Alternatively, the defendant can be liable for intending to cause and for causing an “offensive contact.” Battery is a dignitary tort, and protects against invasions of one's bodily integrity. An unwanted kiss, while not phycially harmful, invades the bodily integrity of the plaintiff.
In general, the definition of an “offensive contact” would be determined by an objective standard, based on what kinds of contact society deems acceptable and what kinds of contact society would not. An unwanted kiss or caress is offensive, even if not harmful. But, there are many kinds of contact tolerated as part of living in a crowded society. A tap on the shoulder to ask a question, a bump in a crowded elevator or department store aisle, gently holding an acquaintance's arm to escort the person into a cab or through a slippery stretch of sidewalk would normally be tolerated by society's mores and not deemed offensive. However, while authority on the issue is sparse, it may be that if the defendant knows that a specific plaintiff has an idiosyncratic fear of certain kinds of otherwise tolerable touches, a defendant who knowingly violates the plaintiff's wishes and performs that kind of contact would be guilty of a battery.
The tort of battery may take place even though no part of plaintiff's person is actually touched. Again, battery is a dignitary tort. Thus, the tort is present if the defendant causes an offensive contact to clothing plaintiff is wearing, or objects that plaintiff is holding, or other objects which can legitimately be said to be logical extensions of plaintiff's personna. It may be difficult to draw lines here. If defendant angrily smashes the window of the car in which plaintiff is sitting, is this a battery? What if defendant smashes the headlight? Or kicks the rear trunk? The issue would be whether these are logical extensions of plaintiff's personna so that plaintiff could validly feel that by striking the object, defendant has invaded her/his personal bodily integrity. These actions undoubtedly constitute a tort, such as trespass to chattels, or conversion. But are they batteries?
There is no requirement that plaintiff be aware of the harmful or offensive contact. An unwanted kiss to a sleeping woman, or unauthorized surgery on an unconscious man, are batteries, even if the plaintiff does not realize they are taking place at the time.
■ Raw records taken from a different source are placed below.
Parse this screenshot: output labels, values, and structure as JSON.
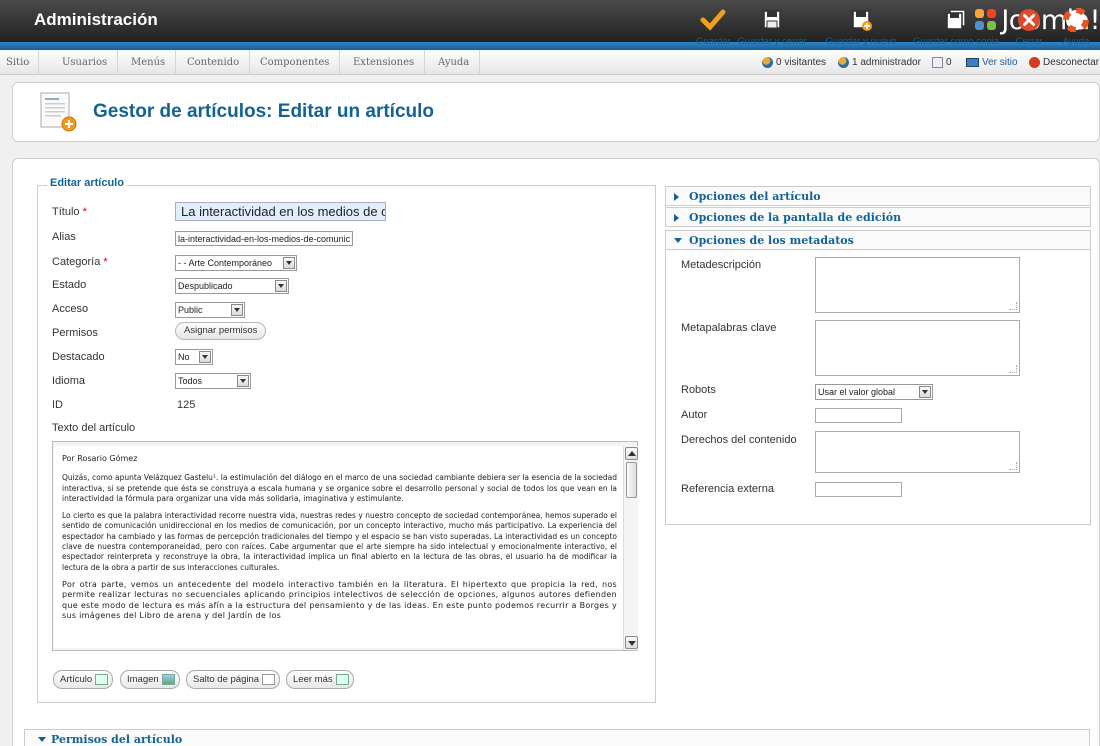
{
  "header": {
    "title": "Administración",
    "logo_text": "Joomla!"
  },
  "menu": [
    "Sitio",
    "Usuarios",
    "Menús",
    "Contenido",
    "Componentes",
    "Extensiones",
    "Ayuda"
  ],
  "status": {
    "visitors": "0 visitantes",
    "admins": "1 administrador",
    "messages": "0",
    "view_site": "Ver sitio",
    "logout": "Desconectar"
  },
  "toolbar": {
    "heading": "Gestor de artículos: Editar un artículo",
    "buttons": {
      "save": "Guardar",
      "save_close": "Guardar y cerrar",
      "save_new": "Guardar y nuevo",
      "save_copy": "Guardar como copia",
      "close": "Cerrar",
      "help": "Ayuda"
    }
  },
  "form": {
    "legend": "Editar artículo",
    "labels": {
      "title": "Título",
      "alias": "Alias",
      "category": "Categoría",
      "state": "Estado",
      "access": "Acceso",
      "permissions": "Permisos",
      "featured": "Destacado",
      "language": "Idioma",
      "id": "ID",
      "text": "Texto del artículo"
    },
    "required_mark": "*",
    "values": {
      "title": "La interactividad en los medios de c",
      "alias": "la-interactividad-en-los-medios-de-comunic",
      "category": "- - Arte Contemporáneo",
      "state": "Despublicado",
      "access": "Public",
      "permissions_button": "Asignar permisos",
      "featured": "No",
      "language": "Todos",
      "id": "125"
    }
  },
  "editor": {
    "author": "Por Rosario Gómez",
    "p1": "Quizás, como apunta Velázquez Gastelu¹. la estimulación del diálogo en el marco de una sociedad cambiante debiera ser la esencia de la sociedad interactiva, si se pretende que ésta se construya a escala humana y se organice sobre el desarrollo personal y social de todos los que vean en la interactividad la fórmula para organizar una vida más solidaria, imaginativa y estimulante.",
    "p2": "Lo cierto es que la palabra interactividad recorre nuestra vida, nuestras redes y nuestro concepto de sociedad contemporánea, hemos superado el sentido de comunicación unidireccional en los medios de comunicación, por un concepto interactivo, mucho más participativo. La experiencia del espectador ha cambiado y las formas de percepción tradicionales del tiempo y el espacio se han visto superadas. La interactividad es un concepto clave de nuestra contemporaneidad, pero con raíces. Cabe argumentar que el arte siempre ha sido intelectual y emocionalmente interactivo, el espectador reinterpreta y reconstruye la obra, la interactividad implica un final abierto en la lectura de las obras, el usuario ha de modificar la lectura de la obra a partir de sus interacciones culturales.",
    "p3": "Por otra parte, vemos un antecedente del modelo interactivo también en la literatura. El hipertexto que propicia la red, nos permite realizar lecturas no secuenciales aplicando principios intelectivos de selección de opciones, algunos autores defienden que este modo de lectura es más afín a la estructura del pensamiento y de las ideas. En este punto podemos recurrir a Borges y sus imágenes del Libro de arena y del Jardín de los",
    "buttons": {
      "article": "Artículo",
      "image": "Imagen",
      "pagebreak": "Salto de página",
      "readmore": "Leer más"
    }
  },
  "sidebar": {
    "article_options": "Opciones del artículo",
    "edit_screen_options": "Opciones de la pantalla de edición",
    "metadata_options": "Opciones de los metadatos",
    "labels": {
      "metadesc": "Metadescripción",
      "metakeys": "Metapalabras clave",
      "robots": "Robots",
      "author": "Autor",
      "rights": "Derechos del contenido",
      "xreference": "Referencia externa"
    },
    "robots_value": "Usar el valor global"
  },
  "permissions_section": "Permisos del artículo",
  "colors": {
    "accent_blue": "#146295",
    "header_dark": "#2b2b2b",
    "strip_blue": "#2f86c7",
    "required_red": "#cc0000"
  }
}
The above-listed element “without consent or other privilege” is not clearly an element that the plaintiff has the burden of pleading and proving. Some courts will treat consent as a question of privilege, a defense, which the defendant must assert and bear the burden of proving. Most courts treat other privileges, such as self-defense, as matters for the defendant to plead and prove. Thus, review of these subjects will be delayed to a later section.